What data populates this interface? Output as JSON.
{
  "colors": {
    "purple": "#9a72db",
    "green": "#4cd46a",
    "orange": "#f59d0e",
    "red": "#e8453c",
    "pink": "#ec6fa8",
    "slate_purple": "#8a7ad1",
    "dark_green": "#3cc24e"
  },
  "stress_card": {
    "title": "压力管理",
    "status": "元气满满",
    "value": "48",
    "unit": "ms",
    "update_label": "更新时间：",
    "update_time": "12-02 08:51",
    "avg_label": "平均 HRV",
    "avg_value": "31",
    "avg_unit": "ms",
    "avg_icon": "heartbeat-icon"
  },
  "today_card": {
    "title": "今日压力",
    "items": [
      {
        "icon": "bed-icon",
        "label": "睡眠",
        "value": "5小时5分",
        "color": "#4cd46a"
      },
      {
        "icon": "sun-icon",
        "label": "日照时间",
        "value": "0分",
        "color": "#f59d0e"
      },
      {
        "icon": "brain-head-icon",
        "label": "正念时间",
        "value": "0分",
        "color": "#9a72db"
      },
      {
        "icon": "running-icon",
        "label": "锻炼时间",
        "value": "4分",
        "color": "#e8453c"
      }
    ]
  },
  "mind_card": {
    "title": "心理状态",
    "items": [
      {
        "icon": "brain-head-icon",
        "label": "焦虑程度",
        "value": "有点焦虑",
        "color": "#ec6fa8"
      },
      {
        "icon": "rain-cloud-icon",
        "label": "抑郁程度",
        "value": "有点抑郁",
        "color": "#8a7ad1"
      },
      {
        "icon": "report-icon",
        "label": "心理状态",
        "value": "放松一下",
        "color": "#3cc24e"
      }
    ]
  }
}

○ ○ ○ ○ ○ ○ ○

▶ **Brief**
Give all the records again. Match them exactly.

▶ **Response area**
What data populates this interface? Output as JSON.
{
  "colors": {
    "purple": "#9a72db",
    "green": "#4cd46a",
    "orange": "#f59d0e",
    "red": "#e8453c",
    "pink": "#ec6fa8",
    "slate_purple": "#8a7ad1",
    "dark_green": "#3cc24e"
  },
  "stress_card": {
    "title": "压力管理",
    "status": "元气满满",
    "value": "48",
    "unit": "ms",
    "update_label": "更新时间：",
    "update_time": "12-02 08:51",
    "avg_label": "平均 HRV",
    "avg_value": "31",
    "avg_unit": "ms",
    "avg_icon": "heartbeat-icon"
  },
  "today_card": {
    "title": "今日压力",
    "items": [
      {
        "icon": "bed-icon",
        "label": "睡眠",
        "value": "5小时5分",
        "color": "#4cd46a"
      },
      {
        "icon": "sun-icon",
        "label": "日照时间",
        "value": "0分",
        "color": "#f59d0e"
      },
      {
        "icon": "brain-head-icon",
        "label": "正念时间",
        "value": "0分",
        "color": "#9a72db"
      },
      {
        "icon": "running-icon",
        "label": "锻炼时间",
        "value": "4分",
        "color": "#e8453c"
      }
    ]
  },
  "mind_card": {
    "title": "心理状态",
    "items": [
      {
        "icon": "brain-head-icon",
        "label": "焦虑程度",
        "value": "有点焦虑",
        "color": "#ec6fa8"
      },
      {
        "icon": "rain-cloud-icon",
        "label": "抑郁程度",
        "value": "有点抑郁",
        "color": "#8a7ad1"
      },
      {
        "icon": "report-icon",
        "label": "心理状态",
        "value": "放松一下",
        "color": "#3cc24e"
      }
    ]
  }
}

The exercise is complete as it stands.